Discovering WMD

Posted: Aug 09, 2003 12:00 AM

WASHINGTON -- Former international weapons inspector David Kay, now seeking Iraqi weapons of mass destruction for the Pentagon, has privately reported successes that are planned to be revealed to the public in mid-September.

Kay has told his superiors he has found substantial evidence of biological weapons in Iraq, plus considerable missile development. He has been less successful in locating chemical weapons, and has not yet begun a substantial effort to locate progress toward nuclear arms.

Senior officials in the Bush administration believe Kay's weapons discoveries should have been revealed as they were made. However, a decision, approved by President Bush, was made to wait until more was discovered and then announce it -- probably in September.


The two senior staffers of the National Security Council (NSC), who have been reported responsible for the famous 16 words in President Bush's State of the Union address, were cross-examined privately by congressional interrogators on Aug. 1.

Deputy National Security Adviser Stephen Hadley was questioned briefly by bipartisan aides of the Senate and House intelligence committees. Robert Joseph, the senior NSC staffer who actually wrote the 16 words reporting alleged Iraqi efforts to buy uranium from Africa, was then grilled for over three hours.

The congressional staffers came downtown to question Hadley and Joseph at the Eisenhower Executive Office Building next door to the White House. The president had refused to permit NSC officials to be interrogated in public or to go to Capitol Hill for the questioning.


Former Vermont Gov. Howard Dean's campaign scored a political victory, with the help of his newly named labor operative, by stopping the AFL-CIO's immediate endorsement of Rep. Richard Gephardt for the Democratic presidential nomination.

Gephardt, backed by 11 unions, pushed hard for the labor federation's endorsement at the AFL-CIO meeting in Chicago this past week. Bob Mullenkamp, Dean's new labor aide, worked to postpone further consideration of the issue until another meeting was called for October.

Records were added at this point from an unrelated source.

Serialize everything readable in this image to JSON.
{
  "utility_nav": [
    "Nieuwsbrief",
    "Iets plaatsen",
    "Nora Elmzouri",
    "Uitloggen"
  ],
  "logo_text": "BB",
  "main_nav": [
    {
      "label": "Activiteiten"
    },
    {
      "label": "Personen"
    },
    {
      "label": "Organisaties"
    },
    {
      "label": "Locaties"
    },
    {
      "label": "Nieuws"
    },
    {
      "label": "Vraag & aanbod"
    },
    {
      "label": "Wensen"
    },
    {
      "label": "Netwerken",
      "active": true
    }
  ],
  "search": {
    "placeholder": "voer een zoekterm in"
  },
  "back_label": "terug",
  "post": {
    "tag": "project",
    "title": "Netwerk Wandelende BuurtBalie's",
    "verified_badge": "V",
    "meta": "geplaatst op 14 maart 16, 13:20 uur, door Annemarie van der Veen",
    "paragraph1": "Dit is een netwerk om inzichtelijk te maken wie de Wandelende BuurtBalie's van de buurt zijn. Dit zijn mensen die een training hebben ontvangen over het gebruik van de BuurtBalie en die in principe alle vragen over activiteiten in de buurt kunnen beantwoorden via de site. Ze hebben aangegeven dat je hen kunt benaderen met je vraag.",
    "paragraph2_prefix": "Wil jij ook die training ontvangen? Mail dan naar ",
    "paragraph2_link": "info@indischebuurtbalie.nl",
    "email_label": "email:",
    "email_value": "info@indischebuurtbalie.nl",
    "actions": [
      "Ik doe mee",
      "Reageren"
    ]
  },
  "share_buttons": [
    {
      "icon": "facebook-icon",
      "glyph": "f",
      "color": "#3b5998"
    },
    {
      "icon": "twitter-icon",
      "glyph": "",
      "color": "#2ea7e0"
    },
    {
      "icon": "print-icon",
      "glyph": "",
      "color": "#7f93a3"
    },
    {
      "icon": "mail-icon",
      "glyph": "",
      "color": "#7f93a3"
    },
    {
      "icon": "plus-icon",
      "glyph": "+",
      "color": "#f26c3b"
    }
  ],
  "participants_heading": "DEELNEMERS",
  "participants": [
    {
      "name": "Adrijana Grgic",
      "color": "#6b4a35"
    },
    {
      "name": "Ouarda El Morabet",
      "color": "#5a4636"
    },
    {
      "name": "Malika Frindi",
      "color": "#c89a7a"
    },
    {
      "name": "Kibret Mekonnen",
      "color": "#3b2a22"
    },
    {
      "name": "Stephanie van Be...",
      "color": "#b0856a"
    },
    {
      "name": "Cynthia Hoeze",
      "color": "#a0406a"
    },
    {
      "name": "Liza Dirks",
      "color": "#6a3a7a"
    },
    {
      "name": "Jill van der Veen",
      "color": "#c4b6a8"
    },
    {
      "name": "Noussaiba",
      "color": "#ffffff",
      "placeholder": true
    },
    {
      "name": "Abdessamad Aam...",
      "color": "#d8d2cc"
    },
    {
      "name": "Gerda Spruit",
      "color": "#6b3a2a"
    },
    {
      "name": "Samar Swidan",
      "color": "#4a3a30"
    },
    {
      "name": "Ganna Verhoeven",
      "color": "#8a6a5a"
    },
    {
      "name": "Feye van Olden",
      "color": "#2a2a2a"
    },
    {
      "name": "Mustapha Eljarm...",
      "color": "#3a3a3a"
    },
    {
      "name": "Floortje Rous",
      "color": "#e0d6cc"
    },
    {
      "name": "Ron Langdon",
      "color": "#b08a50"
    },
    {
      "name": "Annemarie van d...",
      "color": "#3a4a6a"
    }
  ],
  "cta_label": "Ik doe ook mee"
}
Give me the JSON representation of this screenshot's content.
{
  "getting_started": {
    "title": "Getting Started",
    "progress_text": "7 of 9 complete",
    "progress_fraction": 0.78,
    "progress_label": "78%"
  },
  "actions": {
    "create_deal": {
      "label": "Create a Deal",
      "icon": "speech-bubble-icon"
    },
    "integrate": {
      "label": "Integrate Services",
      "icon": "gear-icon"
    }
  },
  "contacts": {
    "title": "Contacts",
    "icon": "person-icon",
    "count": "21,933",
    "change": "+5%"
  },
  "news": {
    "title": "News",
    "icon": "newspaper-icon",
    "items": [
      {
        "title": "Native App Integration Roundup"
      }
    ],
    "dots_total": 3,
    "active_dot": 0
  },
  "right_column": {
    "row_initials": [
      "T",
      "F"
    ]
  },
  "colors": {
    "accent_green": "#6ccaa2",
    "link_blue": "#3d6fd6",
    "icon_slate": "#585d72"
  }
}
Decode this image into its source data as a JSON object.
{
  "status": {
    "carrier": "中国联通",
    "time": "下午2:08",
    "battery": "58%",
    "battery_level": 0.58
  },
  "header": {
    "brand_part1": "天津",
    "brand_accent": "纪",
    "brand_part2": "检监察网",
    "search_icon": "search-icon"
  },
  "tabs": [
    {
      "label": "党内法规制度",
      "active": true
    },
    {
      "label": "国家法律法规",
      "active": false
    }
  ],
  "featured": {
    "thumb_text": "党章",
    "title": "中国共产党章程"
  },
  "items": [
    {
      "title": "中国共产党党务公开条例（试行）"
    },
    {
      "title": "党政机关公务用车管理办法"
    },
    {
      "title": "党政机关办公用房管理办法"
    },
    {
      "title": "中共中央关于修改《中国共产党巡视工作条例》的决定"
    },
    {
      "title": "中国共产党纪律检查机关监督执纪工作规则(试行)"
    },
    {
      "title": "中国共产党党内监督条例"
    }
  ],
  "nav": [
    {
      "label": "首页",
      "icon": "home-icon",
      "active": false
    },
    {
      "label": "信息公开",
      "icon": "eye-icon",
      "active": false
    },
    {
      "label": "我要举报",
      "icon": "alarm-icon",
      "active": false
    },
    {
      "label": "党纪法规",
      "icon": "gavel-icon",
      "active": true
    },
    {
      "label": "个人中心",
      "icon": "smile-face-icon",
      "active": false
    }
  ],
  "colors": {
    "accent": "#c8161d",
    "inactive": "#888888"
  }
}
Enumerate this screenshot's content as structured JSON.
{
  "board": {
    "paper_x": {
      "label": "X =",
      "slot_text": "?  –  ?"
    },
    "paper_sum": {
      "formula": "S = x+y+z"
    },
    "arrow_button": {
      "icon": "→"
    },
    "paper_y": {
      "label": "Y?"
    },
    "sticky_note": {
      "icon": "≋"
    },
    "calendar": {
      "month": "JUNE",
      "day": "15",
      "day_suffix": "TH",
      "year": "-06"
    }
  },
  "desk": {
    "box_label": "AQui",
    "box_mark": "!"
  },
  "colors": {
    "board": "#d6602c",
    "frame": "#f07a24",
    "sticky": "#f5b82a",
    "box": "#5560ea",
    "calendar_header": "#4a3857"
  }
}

Mullenkamp was an aide to former Teamsters president Ron Carey and is on poor terms with the union's present leadership headed by James P. Hoffa, a strong supporter of Gephardt. Mullenkamp is married to Karen Ackerman, currently political director of the AFL-CIO.


The usually astute Senate Democratic Leader Tom Daschle committed a rare tactical blunder just before the August recess when he agreed to a procedure opening the way to passage of a Republican-style energy bill.

Senate Majority Leader Bill Frist was under attack for interrupting Senate debate on the energy bill, at White House request, to bring up stalled judicial nominations. In an obvious effort to goad Frist, Daschle took the Senate floor to say that one way to pass an energy bill before the recess was to rubber-stamp the bill passed in the then Democratic-controlled Senate last year. Frist took him up on the offer, and a surprised Daschle had no alternative to concurring in his own proposition.

That gives Senate Energy Committee Chairman Pete Domenici the opportunity to craft a bill to Republican specifications in the Senate-House conference. He has made clear he will return to the Senate with a bill resembling the Republican-drafted House measure.


Republican members of the special 9/11 investigating commission were delighted to lose former Sen. Max Cleland as a colleague when he accepted President Bush's appointment as a Democratic director of the Export-Import Bank, a full-time job.

Cleland, still obviously bitter over his defeat for re-election in Georgia last year, was the most anti-Bush member of the bipartisan commission headed by former New Jersey Republican Gov. Tom Kean. He remains furious about last year's ads for victorious Republican Saxby Chambliss depicting Cleland as weak on homeland security.

Bipartisanship at the commission is unlikely to improve, however. Senate Democratic Leader Tom Daschle will select Cleland's successor, and he will not pick anyone who is soft on President Bush.